Many people fear going through a divorce because they may not have enough money to go through life without panicking about their bills and mortgage. However, it is possible to seek spousal support, otherwise known as alimony. Read through today’s blog post to learn just a little bit more! If you feel as though this is something you may be entitled to, contact Smith Law. We look forward to helping you!
Why Spousal Support?
The point of spousal support and alimony is to help ease the potential economic effects of a divorce. For example, some parents stay at home to care for their children while their spouse has a full-time job that pays for the entire family. In a divorce without spousal support, the stay-at-home parent would be left with no job and no means to pay the mortgage, even if the working partner left the house. Spousal support has been designed to give this other spouse the time and means necessary for them to develop professional skills to support themselves. It can also be used to help the other spouse maintain their standard of living.
How is the Amount Chosen?
Spousal support is different from child support in many ways, including how the court decides the amount. Most states have their own guidelines as to how to award this support, as well as the amount and the duration. The Uniform Marriage and Divorce Act dictates that the courts need to consider each of the following before making their ruling:
- The ability of the paying spouse to support the ex-spouse, as well as themselves
- How long the marriage lasted
- The couple’s standard of living while they were married
- The financial condition, emotional state, physical condition, and age of the former spouse
- How long it would take for the recipient to receive necessary training and education to become self-sufficient
Your potential spousal support award will be challenging to estimate. And, to be quite honest, it’s hard to know whether the paying spouse will abide by the support order without contesting it. As we mentioned before, alimony is not like child support and often isn’t harshly enforced. However, if you are not receiving your spousal support, you can always return to court in a contempt proceeding in order to force them to pay. Spousal support can certainly be awarded through a court order, which means that you can pursue payment through any existing court order process. For more information on this, seek legal counsel.
Spousal Support Payment Length
How long does the paying spouse need to offer spousal support? The point of alimony is to help the other spouse get back on their feet and be able to sustain themselves. This means that payments will likely last for as long as is necessary for the spouse to obtain proper training. If the divorce decree does not include a final support termination date, then the payments will continue until the court dictates otherwise. There are exceptions to this, of course. If the recipient remarries, alimony payments end. In the case of the payer’s death, the recipient spouse may still receive support from the estate if their age or health limits their ability to gain employment.

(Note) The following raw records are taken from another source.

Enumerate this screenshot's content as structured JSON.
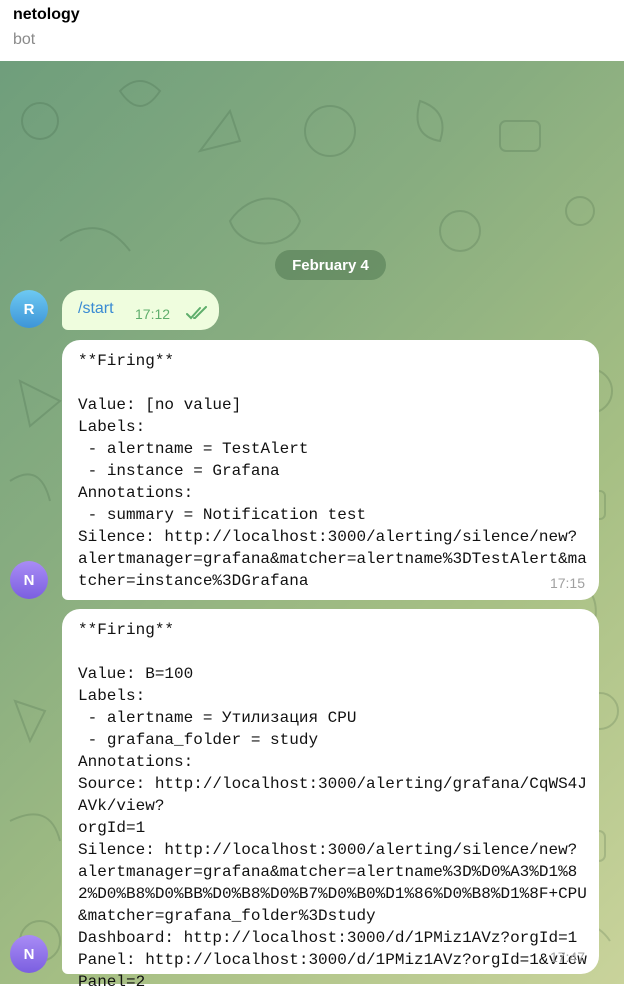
{
  "header": {
    "title": "netology",
    "status": "bot"
  },
  "date_separator": "February 4",
  "avatars": {
    "user": "R",
    "bot": "N"
  },
  "outgoing": {
    "text": "/start",
    "time": "17:12",
    "read_icon": "double-check-icon"
  },
  "messages": [
    {
      "text": "**Firing**\n\nValue: [no value]\nLabels:\n - alertname = TestAlert\n - instance = Grafana\nAnnotations:\n - summary = Notification test\nSilence: http://localhost:3000/alerting/silence/new?\nalertmanager=grafana&matcher=alertname%3DTestAlert&matcher=instance%3DGrafana",
      "time": "17:15"
    },
    {
      "text": "**Firing**\n\nValue: B=100\nLabels:\n - alertname = Утилизация CPU\n - grafana_folder = study\nAnnotations:\nSource: http://localhost:3000/alerting/grafana/CqWS4JAVk/view?\norgId=1\nSilence: http://localhost:3000/alerting/silence/new?\nalertmanager=grafana&matcher=alertname%3D%D0%A3%D1%82%D0%B8%D0%BB%D0%B8%D0%B7%D0%B0%D1%86%D0%B8%D1%8F+CPU&matcher=grafana_folder%3Dstudy\nDashboard: http://localhost:3000/d/1PMiz1AVz?orgId=1\nPanel: http://localhost:3000/d/1PMiz1AVz?orgId=1&viewPanel=2",
      "time": "17:47"
    }
  ],
  "colors": {
    "outgoing_bubble": "#effdde",
    "link": "#3a8bd3",
    "read_check": "#5fae6c",
    "user_avatar": "#4aa7e4",
    "bot_avatar": "#8e72ea"
  }
}
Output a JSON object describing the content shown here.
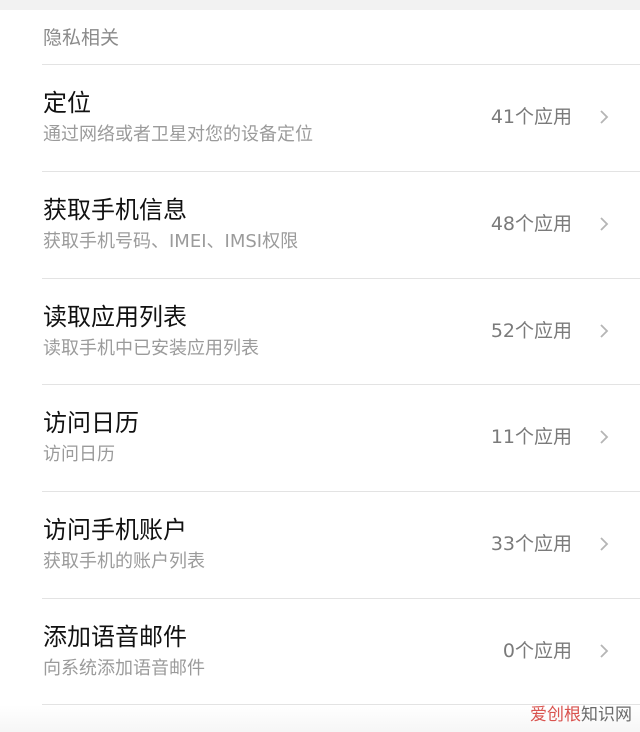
{
  "section": {
    "title": "隐私相关"
  },
  "items": [
    {
      "title": "定位",
      "subtitle": "通过网络或者卫星对您的设备定位",
      "count": "41个应用",
      "icon": "chevron-right-icon"
    },
    {
      "title": "获取手机信息",
      "subtitle": "获取手机号码、IMEI、IMSI权限",
      "count": "48个应用",
      "icon": "chevron-right-icon"
    },
    {
      "title": "读取应用列表",
      "subtitle": "读取手机中已安装应用列表",
      "count": "52个应用",
      "icon": "chevron-right-icon"
    },
    {
      "title": "访问日历",
      "subtitle": "访问日历",
      "count": "11个应用",
      "icon": "chevron-right-icon"
    },
    {
      "title": "访问手机账户",
      "subtitle": "获取手机的账户列表",
      "count": "33个应用",
      "icon": "chevron-right-icon"
    },
    {
      "title": "添加语音邮件",
      "subtitle": "向系统添加语音邮件",
      "count": "0个应用",
      "icon": "chevron-right-icon"
    }
  ],
  "watermark": {
    "brand": "爱创根",
    "suffix": "知识网"
  },
  "colors": {
    "title": "#111111",
    "subtitle": "#9b9b9b",
    "count": "#7a7a7a",
    "chevron": "#b5b5b5",
    "divider": "#e3e3e3",
    "watermark_brand": "#d9534f"
  }
}
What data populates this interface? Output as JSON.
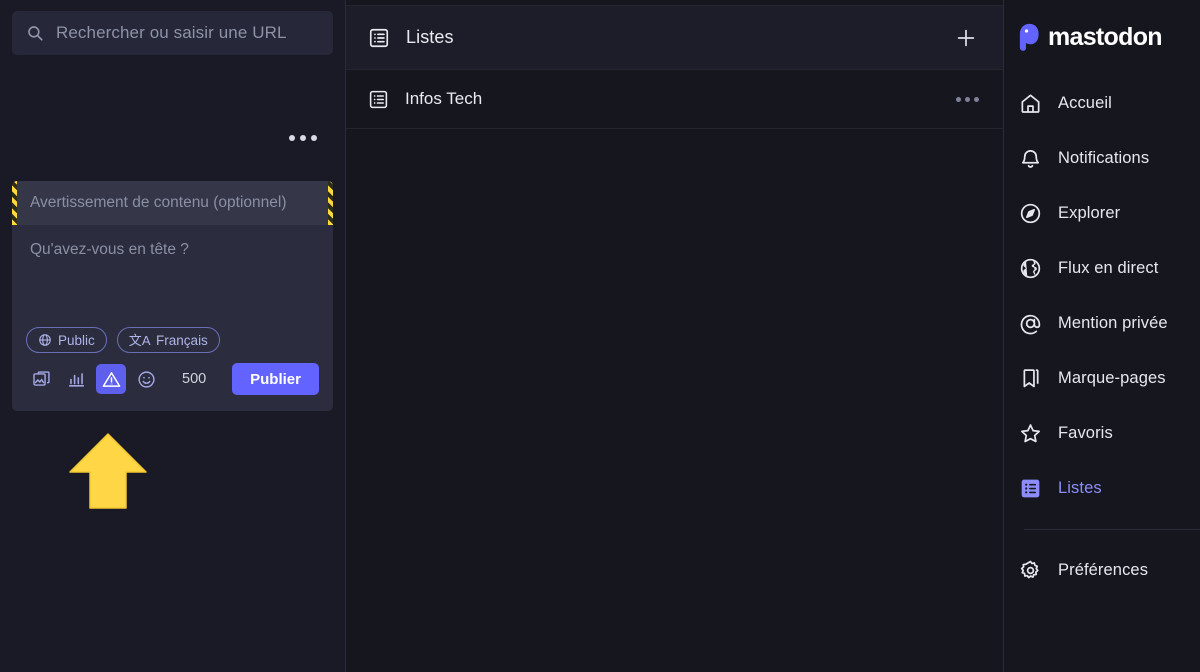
{
  "colors": {
    "page_bg": "#16161f",
    "panel_bg": "#191a26",
    "compose_bg": "#2b2d3f",
    "cw_bg": "#353749",
    "accent": "#6364ff",
    "accent_light": "#8c8dfa",
    "active_icon_bg": "#5e5fec",
    "annotation_arrow": "#ffd645",
    "hazard_stripe": "#ffd93b"
  },
  "search": {
    "placeholder": "Rechercher ou saisir une URL",
    "icon": "search-icon"
  },
  "compose": {
    "options_icon": "ellipsis-icon",
    "content_warning": {
      "placeholder": "Avertissement de contenu (optionnel)",
      "value": ""
    },
    "status": {
      "placeholder": "Qu'avez-vous en tête ?",
      "value": ""
    },
    "pills": [
      {
        "label": "Public",
        "icon": "globe-icon"
      },
      {
        "label": "Français",
        "icon": "translate-icon"
      }
    ],
    "actions": [
      {
        "name": "add-media-button",
        "icon": "image-icon",
        "active": false
      },
      {
        "name": "add-poll-button",
        "icon": "poll-icon",
        "active": false
      },
      {
        "name": "content-warning-button",
        "icon": "warning-triangle-icon",
        "active": true
      },
      {
        "name": "emoji-picker-button",
        "icon": "emoji-icon",
        "active": false
      }
    ],
    "char_count": "500",
    "publish_label": "Publier"
  },
  "annotation": {
    "type": "arrow-up",
    "target": "content-warning-button"
  },
  "lists_column": {
    "header": {
      "title": "Listes",
      "icon": "list-icon",
      "add_icon": "plus-icon"
    },
    "rows": [
      {
        "label": "Infos Tech",
        "icon": "list-icon",
        "more_icon": "ellipsis-icon"
      }
    ]
  },
  "sidebar": {
    "brand": {
      "wordmark": "mastodon",
      "logo_icon": "mastodon-logo-icon"
    },
    "items": [
      {
        "label": "Accueil",
        "icon": "home-icon",
        "active": false
      },
      {
        "label": "Notifications",
        "icon": "bell-icon",
        "active": false
      },
      {
        "label": "Explorer",
        "icon": "compass-icon",
        "active": false
      },
      {
        "label": "Flux en direct",
        "icon": "globe-icon",
        "active": false
      },
      {
        "label": "Mention privée",
        "icon": "at-icon",
        "active": false
      },
      {
        "label": "Marque-pages",
        "icon": "bookmark-icon",
        "active": false
      },
      {
        "label": "Favoris",
        "icon": "star-icon",
        "active": false
      },
      {
        "label": "Listes",
        "icon": "list-filled-icon",
        "active": true
      }
    ],
    "footer_items": [
      {
        "label": "Préférences",
        "icon": "gear-icon",
        "active": false
      }
    ]
  }
}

Spousal Support Trends
In the past, men typically were the primary breadwinners in the home. That’s why most alimony payments were awarded to ex-wives who had to transition from staying home to the workforce. However, more and more couples these days either share the task of breadwinning, or the woman earns the money for the family. Now that the court views women as being more independent, their rulings often reflect this. Men who rely on their spouse for financial support are just as likely to receive spousal support as a woman in the same situation.
Contact a Divorce Lawyer for Assistance
When it comes to handling a divorce in Covington or Cincinnati, we encourage you to call us. The Smith Law is here to help you seek the best possible outcome for your case. Reach out now to learn more about our services and schedule your appointment. Spousal support is attainable, and we are here to guide you as you seek help.